■ Exercise directions
Copy out every line of the data where the word "Application" is found.

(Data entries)

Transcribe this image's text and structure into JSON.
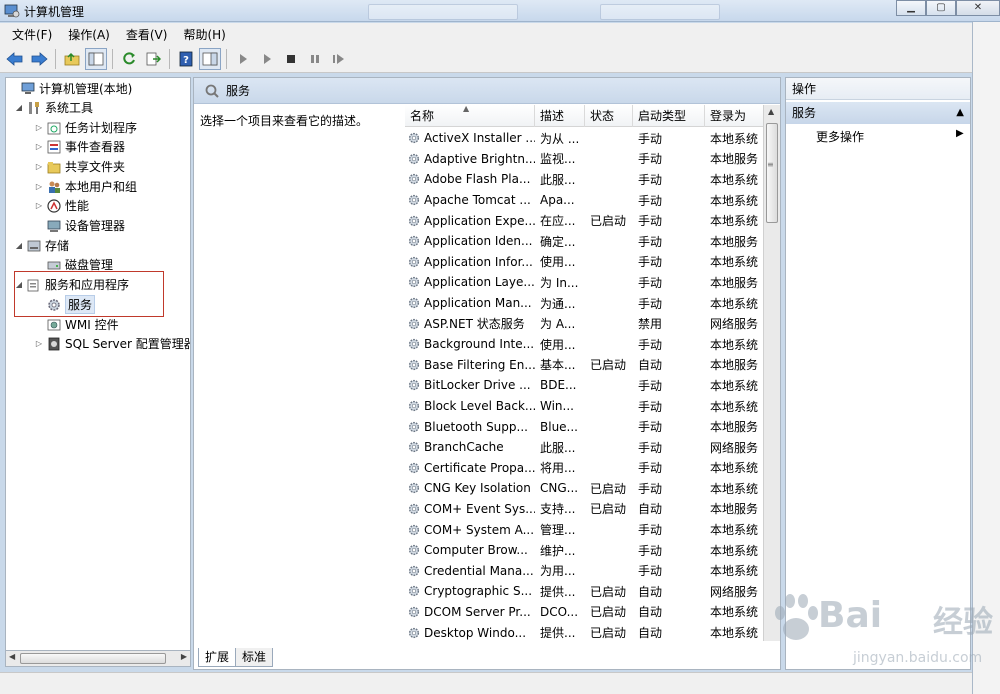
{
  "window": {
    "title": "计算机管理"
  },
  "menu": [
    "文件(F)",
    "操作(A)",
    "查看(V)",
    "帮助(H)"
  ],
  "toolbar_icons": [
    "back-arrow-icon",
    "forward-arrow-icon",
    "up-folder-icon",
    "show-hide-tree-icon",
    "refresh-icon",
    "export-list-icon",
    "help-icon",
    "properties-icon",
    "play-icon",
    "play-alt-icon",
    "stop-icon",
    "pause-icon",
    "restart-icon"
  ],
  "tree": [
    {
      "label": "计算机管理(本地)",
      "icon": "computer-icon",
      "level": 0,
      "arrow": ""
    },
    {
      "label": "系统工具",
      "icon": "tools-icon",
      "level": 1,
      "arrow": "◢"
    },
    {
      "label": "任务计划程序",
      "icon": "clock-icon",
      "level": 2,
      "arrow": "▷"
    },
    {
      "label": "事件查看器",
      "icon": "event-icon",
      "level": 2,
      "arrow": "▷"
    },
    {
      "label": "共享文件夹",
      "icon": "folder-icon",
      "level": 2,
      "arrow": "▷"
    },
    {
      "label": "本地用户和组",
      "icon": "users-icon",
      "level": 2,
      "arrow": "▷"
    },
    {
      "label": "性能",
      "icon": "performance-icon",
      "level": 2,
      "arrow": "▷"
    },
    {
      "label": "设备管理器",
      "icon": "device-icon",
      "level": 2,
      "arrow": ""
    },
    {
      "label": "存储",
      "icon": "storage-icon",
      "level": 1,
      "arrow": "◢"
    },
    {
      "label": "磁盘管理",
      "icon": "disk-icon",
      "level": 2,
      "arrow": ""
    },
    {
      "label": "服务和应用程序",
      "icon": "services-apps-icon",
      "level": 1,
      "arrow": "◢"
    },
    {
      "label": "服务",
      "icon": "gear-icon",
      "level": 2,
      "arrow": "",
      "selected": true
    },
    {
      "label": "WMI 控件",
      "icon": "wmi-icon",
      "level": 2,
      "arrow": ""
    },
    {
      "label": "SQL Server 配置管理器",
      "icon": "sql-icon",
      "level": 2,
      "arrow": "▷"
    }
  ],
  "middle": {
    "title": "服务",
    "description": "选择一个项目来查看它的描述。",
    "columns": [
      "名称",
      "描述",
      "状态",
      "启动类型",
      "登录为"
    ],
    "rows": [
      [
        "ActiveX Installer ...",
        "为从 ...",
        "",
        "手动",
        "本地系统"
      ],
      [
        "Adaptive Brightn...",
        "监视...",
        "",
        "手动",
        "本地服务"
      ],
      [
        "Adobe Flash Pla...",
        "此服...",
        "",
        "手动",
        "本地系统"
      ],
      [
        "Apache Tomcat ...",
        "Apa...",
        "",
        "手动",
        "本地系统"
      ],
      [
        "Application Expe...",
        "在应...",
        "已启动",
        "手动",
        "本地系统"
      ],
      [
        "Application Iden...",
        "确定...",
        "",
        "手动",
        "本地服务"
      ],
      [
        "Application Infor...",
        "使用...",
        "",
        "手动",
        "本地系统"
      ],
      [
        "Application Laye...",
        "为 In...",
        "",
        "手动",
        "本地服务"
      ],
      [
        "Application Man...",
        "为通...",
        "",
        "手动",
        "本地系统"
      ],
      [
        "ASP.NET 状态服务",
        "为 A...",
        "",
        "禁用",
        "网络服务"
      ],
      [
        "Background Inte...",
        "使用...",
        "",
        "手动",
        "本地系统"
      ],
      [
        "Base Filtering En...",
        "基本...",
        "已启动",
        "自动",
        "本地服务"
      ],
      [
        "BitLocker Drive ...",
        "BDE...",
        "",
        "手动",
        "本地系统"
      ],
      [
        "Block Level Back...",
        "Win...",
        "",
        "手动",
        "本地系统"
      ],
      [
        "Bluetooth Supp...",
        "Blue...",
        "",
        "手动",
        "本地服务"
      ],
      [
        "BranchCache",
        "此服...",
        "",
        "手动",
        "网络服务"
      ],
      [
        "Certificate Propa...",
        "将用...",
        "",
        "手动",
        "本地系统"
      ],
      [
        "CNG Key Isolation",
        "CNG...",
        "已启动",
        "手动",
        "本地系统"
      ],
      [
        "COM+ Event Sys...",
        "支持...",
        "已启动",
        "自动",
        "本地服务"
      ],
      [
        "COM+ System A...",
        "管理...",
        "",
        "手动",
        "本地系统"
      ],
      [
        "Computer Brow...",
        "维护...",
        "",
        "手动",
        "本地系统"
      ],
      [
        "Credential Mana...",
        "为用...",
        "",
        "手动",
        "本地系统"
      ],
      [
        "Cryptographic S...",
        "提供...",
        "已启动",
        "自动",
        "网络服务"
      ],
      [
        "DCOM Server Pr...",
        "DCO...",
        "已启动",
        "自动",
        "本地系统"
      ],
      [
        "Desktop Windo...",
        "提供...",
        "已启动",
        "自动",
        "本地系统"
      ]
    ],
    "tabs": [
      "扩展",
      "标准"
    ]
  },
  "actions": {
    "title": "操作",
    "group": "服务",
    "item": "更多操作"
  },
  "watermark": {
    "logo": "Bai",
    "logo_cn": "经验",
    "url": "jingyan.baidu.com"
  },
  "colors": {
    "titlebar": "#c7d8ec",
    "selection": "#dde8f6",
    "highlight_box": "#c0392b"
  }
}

■ Solved exercise
        "Application Expe...",
        "Application Iden...",
        "Application Infor...",
        "Application Laye...",
        "Application Man...",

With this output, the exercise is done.